The purpose of this study was to examine the implementation of therapeutic use of self, and the factors that may influence that implementation in military and civilian settings, as described by occupational therapists who have experience in both settings. A semi-structured qualitative design was used to interview two practicing occupational therapists. Analysis of the audio transcripts resulted in two themes on the comparison of implementation of therapeutic use of self in military and civilian settings: Knowing your Population (identifying differences between the military and civilian settings) and Some Things Do Not Change (identifying similarities between the military and civilian settings). Factors influencing the implementation of therapeutic use of self in the military setting included the themes of The Military Medical System, The Military Structure and Purpose, and The Importance of Intimately Knowing about the Military as a Military Practitioner. Many of the underlying concepts of therapeutic use of self agreed with previous literature and theoretical concepts regarding therapeutic use of self. This was the first study investigating differences between military and civilian settings. Implications of this study are that a therapist should know his or her client base, be prepared to employ many means of creating rapport and promoting “buy-in,” and become familiar with the client population language or jargon. The military as a community unto itself has a distinct language, jargon, and culture that influence the implementation of therapeutic use of self.

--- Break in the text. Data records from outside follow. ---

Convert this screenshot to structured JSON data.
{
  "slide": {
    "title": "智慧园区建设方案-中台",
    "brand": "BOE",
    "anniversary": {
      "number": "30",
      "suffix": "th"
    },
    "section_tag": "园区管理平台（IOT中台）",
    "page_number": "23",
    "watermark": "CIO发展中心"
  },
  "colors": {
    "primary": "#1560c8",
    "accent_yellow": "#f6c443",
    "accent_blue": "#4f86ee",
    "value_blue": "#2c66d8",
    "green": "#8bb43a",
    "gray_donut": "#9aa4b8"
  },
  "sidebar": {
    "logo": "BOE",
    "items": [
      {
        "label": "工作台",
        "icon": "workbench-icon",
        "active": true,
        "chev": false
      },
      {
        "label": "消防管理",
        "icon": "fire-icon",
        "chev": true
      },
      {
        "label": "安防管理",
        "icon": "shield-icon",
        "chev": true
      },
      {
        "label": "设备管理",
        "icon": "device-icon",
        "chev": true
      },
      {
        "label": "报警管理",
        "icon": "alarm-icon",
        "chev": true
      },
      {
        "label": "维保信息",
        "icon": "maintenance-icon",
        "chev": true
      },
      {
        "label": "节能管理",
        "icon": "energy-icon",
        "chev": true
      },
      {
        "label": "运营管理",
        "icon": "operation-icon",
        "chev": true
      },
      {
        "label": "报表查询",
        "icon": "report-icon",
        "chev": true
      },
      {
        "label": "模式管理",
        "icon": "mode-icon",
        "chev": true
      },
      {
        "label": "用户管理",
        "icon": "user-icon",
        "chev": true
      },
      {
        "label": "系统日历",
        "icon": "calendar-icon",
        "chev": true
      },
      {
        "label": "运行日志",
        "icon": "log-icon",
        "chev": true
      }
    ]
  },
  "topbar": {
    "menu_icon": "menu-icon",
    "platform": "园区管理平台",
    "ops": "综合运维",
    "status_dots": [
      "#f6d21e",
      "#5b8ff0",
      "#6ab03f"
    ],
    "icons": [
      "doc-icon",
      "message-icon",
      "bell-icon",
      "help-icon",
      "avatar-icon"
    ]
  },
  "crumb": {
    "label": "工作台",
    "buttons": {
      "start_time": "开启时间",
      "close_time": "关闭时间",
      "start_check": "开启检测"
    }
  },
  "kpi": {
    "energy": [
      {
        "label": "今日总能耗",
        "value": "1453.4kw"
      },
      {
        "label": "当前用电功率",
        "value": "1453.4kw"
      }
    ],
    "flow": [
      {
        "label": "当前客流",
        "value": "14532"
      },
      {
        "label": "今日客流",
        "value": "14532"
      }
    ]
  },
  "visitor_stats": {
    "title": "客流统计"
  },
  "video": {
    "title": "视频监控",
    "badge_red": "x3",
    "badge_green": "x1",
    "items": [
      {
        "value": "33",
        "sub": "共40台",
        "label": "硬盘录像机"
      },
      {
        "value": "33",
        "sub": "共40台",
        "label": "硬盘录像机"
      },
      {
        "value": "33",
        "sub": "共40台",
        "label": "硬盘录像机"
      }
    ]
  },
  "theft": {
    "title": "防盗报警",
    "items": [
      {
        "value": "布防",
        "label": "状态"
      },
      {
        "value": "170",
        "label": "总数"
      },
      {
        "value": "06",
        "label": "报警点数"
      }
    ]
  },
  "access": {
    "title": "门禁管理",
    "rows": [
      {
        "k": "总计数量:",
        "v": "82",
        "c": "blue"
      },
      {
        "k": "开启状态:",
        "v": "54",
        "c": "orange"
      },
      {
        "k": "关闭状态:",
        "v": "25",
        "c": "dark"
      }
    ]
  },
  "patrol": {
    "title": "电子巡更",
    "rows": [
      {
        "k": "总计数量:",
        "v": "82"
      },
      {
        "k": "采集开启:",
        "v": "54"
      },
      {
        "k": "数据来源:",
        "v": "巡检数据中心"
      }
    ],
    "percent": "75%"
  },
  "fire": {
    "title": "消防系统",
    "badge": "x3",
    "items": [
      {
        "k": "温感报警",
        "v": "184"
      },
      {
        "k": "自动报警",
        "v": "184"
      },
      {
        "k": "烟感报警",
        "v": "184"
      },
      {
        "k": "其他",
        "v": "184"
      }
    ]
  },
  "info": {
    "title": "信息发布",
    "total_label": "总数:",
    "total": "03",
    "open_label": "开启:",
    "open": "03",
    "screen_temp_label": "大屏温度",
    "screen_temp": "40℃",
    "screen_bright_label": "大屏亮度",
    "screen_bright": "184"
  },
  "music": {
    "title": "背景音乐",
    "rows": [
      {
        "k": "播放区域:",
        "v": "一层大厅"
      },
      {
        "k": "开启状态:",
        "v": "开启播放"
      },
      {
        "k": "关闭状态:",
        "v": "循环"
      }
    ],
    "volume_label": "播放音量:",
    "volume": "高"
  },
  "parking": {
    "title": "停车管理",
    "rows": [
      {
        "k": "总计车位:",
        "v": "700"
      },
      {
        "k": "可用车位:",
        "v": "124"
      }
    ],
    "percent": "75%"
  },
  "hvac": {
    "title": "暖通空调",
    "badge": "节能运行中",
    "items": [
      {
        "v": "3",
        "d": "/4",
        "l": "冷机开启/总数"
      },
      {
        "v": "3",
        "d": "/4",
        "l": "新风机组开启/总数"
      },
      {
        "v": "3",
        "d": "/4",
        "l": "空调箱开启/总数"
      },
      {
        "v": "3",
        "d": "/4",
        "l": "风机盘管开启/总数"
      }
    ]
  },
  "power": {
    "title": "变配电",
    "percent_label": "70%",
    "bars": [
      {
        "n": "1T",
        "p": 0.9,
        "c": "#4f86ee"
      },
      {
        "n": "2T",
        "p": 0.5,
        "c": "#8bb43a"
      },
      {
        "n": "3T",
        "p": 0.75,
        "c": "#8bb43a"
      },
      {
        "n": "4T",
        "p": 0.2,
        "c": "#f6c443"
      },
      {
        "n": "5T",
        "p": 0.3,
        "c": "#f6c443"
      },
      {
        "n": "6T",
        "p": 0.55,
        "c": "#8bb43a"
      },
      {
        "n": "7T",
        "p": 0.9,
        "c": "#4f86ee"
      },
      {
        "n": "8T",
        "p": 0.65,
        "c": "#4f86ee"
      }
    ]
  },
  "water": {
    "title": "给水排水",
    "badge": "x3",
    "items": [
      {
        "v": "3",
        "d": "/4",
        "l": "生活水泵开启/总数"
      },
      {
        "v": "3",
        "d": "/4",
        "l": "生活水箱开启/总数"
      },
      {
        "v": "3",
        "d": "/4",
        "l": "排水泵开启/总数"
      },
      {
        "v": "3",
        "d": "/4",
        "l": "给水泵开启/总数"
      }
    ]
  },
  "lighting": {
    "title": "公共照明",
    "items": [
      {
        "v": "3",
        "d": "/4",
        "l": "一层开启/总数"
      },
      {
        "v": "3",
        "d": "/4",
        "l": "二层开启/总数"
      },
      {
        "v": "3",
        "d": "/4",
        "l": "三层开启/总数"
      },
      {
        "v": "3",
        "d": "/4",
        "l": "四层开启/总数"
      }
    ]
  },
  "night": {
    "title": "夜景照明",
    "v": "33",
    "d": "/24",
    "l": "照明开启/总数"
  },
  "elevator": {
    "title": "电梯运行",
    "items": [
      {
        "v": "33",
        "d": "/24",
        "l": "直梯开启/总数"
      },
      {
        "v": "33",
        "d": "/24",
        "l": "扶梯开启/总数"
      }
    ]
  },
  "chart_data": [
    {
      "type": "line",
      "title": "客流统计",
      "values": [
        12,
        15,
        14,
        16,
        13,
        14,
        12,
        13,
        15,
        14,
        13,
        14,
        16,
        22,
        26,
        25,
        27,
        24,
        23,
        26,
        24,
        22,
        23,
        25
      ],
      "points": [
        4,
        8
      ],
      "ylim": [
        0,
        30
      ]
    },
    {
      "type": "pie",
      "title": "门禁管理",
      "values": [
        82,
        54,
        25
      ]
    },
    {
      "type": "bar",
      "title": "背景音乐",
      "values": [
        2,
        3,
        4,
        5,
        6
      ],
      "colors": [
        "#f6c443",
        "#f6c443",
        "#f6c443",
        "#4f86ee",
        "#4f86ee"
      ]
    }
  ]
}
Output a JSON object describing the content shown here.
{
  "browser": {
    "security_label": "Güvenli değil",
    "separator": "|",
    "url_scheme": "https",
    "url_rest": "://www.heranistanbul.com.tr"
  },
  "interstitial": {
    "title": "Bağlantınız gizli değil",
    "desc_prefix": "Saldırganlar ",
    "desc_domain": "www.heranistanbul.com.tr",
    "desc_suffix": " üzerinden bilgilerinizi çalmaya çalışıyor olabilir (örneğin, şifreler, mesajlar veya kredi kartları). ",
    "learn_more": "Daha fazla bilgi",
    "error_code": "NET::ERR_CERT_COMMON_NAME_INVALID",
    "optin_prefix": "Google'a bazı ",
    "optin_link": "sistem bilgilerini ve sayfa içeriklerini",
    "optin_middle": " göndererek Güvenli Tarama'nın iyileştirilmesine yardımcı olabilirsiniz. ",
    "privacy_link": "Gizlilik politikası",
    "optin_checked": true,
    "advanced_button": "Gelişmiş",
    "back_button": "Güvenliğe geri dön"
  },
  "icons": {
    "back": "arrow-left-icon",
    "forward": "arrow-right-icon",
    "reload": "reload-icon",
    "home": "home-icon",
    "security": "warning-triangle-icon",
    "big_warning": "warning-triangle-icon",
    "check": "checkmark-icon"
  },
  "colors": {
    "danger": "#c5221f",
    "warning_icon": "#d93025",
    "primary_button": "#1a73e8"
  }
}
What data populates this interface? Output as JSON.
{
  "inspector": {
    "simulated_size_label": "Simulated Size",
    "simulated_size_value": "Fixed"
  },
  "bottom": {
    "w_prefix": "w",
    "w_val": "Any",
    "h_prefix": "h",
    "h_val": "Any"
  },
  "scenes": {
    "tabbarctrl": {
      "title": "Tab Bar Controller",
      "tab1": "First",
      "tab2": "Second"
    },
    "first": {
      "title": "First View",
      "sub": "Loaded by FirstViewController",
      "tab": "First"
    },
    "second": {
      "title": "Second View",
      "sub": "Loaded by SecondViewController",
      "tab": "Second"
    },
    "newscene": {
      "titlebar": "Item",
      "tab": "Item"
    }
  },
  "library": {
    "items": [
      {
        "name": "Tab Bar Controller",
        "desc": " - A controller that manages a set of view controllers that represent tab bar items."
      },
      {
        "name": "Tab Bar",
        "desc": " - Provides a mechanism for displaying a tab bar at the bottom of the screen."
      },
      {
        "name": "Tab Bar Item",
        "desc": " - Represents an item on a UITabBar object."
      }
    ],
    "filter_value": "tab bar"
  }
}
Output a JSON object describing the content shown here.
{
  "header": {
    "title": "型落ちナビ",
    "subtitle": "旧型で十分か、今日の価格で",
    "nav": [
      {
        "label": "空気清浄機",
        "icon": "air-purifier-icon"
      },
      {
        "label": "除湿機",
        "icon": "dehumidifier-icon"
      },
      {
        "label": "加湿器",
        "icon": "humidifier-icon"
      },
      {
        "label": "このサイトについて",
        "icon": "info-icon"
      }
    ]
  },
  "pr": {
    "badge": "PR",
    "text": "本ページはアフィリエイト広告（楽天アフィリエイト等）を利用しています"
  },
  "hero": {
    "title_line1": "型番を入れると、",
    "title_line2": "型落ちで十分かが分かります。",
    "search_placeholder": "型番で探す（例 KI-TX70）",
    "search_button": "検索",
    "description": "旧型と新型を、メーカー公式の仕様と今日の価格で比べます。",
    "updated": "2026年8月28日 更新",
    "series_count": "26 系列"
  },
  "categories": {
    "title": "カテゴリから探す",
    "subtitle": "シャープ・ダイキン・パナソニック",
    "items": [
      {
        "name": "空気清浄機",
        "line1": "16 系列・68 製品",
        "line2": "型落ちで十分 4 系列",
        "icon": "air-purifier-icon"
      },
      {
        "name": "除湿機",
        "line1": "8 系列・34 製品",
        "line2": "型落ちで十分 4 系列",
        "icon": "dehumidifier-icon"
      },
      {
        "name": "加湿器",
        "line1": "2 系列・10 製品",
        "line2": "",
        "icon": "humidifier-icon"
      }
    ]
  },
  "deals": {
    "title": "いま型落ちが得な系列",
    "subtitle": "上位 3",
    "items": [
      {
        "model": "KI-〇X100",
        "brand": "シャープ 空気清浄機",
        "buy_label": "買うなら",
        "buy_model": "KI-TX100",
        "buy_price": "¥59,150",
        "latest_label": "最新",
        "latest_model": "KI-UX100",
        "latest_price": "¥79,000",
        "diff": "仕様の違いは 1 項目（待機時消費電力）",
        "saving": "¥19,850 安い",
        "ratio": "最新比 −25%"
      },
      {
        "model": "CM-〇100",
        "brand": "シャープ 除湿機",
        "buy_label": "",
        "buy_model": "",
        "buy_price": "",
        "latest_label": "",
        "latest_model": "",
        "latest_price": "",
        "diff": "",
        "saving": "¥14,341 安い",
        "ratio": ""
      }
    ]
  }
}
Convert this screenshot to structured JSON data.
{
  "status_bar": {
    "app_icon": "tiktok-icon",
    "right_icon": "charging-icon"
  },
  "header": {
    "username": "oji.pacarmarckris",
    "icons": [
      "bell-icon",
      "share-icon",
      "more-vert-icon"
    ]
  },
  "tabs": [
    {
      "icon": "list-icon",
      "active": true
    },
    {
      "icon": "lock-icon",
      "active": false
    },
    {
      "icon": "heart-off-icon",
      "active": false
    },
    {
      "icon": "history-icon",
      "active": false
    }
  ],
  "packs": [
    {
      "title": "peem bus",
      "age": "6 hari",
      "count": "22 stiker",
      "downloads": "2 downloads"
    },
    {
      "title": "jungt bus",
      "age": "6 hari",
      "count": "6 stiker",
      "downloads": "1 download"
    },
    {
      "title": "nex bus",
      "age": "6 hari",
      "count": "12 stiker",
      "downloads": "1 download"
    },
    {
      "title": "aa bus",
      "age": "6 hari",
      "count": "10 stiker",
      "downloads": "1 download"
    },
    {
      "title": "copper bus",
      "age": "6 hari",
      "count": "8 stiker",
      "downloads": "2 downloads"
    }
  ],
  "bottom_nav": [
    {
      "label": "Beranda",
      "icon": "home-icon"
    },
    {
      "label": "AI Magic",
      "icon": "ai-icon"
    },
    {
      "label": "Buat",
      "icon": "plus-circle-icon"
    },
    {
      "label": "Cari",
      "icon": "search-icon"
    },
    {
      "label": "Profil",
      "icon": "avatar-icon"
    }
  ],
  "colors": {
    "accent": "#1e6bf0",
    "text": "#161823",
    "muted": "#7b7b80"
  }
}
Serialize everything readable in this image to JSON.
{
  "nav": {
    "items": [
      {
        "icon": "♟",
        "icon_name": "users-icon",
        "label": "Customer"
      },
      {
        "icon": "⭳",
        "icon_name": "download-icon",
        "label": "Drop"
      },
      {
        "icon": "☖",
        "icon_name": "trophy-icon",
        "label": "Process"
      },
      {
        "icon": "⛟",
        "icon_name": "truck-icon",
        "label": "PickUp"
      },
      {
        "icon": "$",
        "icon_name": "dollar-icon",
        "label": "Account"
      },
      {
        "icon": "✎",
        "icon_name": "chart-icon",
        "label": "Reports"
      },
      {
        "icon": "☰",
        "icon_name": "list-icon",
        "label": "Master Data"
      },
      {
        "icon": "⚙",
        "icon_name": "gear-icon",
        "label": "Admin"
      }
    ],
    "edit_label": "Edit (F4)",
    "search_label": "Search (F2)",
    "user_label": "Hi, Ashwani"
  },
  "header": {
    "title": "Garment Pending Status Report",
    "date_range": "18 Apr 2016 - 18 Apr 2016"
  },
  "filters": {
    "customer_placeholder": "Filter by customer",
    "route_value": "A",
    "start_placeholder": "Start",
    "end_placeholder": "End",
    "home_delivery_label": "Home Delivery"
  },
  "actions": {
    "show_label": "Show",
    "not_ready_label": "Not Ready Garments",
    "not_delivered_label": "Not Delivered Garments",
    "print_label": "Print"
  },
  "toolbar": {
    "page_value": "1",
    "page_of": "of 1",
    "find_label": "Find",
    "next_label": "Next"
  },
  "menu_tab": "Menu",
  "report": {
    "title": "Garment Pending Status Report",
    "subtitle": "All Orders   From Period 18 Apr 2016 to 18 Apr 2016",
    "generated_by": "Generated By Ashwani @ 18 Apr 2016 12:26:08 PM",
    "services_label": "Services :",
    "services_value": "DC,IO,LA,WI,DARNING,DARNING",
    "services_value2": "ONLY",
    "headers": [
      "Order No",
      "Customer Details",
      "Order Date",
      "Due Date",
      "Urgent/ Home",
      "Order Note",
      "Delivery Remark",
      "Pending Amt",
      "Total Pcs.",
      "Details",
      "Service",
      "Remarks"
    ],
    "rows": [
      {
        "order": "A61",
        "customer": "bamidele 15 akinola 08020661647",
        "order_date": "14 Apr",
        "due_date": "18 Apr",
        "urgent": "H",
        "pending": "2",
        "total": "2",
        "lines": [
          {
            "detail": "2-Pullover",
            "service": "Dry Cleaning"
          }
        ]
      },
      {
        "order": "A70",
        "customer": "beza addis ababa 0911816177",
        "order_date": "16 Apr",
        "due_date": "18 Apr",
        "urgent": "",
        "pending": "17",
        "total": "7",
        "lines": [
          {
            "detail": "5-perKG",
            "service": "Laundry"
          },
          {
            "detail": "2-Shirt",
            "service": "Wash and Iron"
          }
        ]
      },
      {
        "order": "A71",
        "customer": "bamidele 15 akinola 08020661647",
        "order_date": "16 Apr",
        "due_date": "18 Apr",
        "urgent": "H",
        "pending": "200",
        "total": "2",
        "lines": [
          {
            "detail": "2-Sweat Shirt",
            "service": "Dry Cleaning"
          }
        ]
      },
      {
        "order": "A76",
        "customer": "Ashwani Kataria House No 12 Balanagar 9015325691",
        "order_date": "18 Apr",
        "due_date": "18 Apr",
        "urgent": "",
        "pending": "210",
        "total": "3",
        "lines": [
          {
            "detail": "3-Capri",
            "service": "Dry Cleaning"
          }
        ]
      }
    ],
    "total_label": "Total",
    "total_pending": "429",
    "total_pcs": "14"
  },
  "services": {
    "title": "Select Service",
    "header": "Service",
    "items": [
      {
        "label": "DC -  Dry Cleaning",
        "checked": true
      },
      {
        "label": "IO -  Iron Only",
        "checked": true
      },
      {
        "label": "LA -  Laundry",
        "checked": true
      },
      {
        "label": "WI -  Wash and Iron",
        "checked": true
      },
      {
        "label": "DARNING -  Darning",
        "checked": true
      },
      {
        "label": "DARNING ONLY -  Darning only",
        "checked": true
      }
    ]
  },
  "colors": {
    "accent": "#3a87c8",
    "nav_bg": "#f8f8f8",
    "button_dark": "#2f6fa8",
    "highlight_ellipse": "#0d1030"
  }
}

First Advisor

George Tomlin

Date of Completion

Spring 2010

Degree Type







Degree Name

Master of Science in Occupational Therapy (MSOT)

Date of Award



Occupational Therapy


University of Puget Sound